Those poor abdominals are so misunderstood. For starters, we have people zealously performing ab exercises, believing they can lose that unwanted fat lying on top of the ab muscles. This is a myth that has been hanging around for years. Spot reducing just doesn’t work. You cannot predict where you will lose fat. To lose body fat, aerobic exercise and strength conditioning involving the whole body, plus a healthy well-balanced diet, need to be involved. And now, another big misunderstanding has emerged: the idea that the abs are flying solo when it comes to strengthening the core. The reality is that while abdominal muscles do play an important role in core stability, they are just a small part of a team of muscle groups that make up the core. To develop a strong core, you need to involve a variety of muscles from your hips to your shoulders. Overtraining those abs and neglecting to strengthen the other core muscles can set you up for injuries.
So what exactly is the core?
You might say the core is almost everything in your body except for your legs and arms. Core exercises help create a solid base of support for the pelvic muscles, abdominal muscles, middle and lower back and hip muscles. Some fitness experts include the shoulder girdle, which includes the clavicle. And we use all these core muscles in almost every movement we perform.
Having a strong core:
• Fosters functional fitness, making everyday movements and sports activities easier to perform. Power-driven movements originate from the center of the body. And for you golf and tennis enthusiasts, a strong core is essential for a good golf swing and hitting those tennis balls with proper strokes.

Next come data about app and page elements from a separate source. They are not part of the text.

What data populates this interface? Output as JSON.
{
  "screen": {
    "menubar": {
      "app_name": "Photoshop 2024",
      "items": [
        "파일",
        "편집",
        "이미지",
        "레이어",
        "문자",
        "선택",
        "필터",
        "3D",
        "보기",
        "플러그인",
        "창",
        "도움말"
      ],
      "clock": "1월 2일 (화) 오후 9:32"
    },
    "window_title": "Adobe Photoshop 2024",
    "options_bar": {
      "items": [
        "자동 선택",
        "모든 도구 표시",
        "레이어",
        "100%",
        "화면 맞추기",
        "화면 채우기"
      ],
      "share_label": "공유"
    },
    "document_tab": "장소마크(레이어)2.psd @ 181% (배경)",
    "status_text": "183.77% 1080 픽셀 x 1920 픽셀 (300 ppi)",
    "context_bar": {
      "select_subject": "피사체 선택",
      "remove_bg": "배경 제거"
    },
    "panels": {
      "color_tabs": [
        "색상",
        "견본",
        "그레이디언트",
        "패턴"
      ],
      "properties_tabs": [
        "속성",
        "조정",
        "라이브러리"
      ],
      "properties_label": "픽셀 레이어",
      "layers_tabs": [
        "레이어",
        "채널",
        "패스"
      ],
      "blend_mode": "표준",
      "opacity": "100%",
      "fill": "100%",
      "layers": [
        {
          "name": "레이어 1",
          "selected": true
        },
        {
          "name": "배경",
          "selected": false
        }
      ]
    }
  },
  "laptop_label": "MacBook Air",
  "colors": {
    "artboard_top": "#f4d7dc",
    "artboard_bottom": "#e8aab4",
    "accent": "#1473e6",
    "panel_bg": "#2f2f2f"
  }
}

• Gives protection to our spine and surrounding muscles.
• Helps reduce back pain by taking pressure off your back.
• Improves balance. Balance begins in the core, and a strong core stabilizes your body, allowing you to move in any direction or to just stand in one place without falling.
• Strengthens posture muscles. Weak core muscles can produce the slumping of shoulders.
• Helps you avoid injuries by preventing or correcting imbalances in posture.
To strengthen your core, try these:
Abdominal bracing: Contract your abs by pulling your navel in toward your spine and hold the contraction for 10 to 15 seconds. Just remember to never hold your breath, simply breathe normally. You can perform this movement throughout the day in a standing or sitting position and when performing exercises.
Stability ball exercises: The movement created by the instability of the ball forces you to keep your abdominals contracted.
Core exercises: Perform specific core-strengthening exercises, such as planks, squats, bridge exercises and pushups.
Free weights: Use weights during exercises that require you to maintain a stable trunk.
Check with your doctor before starting a new exercise program. Sally Anderson is happy to hear from readers but can’t respond to individual inquiries. Contact her at [email protected]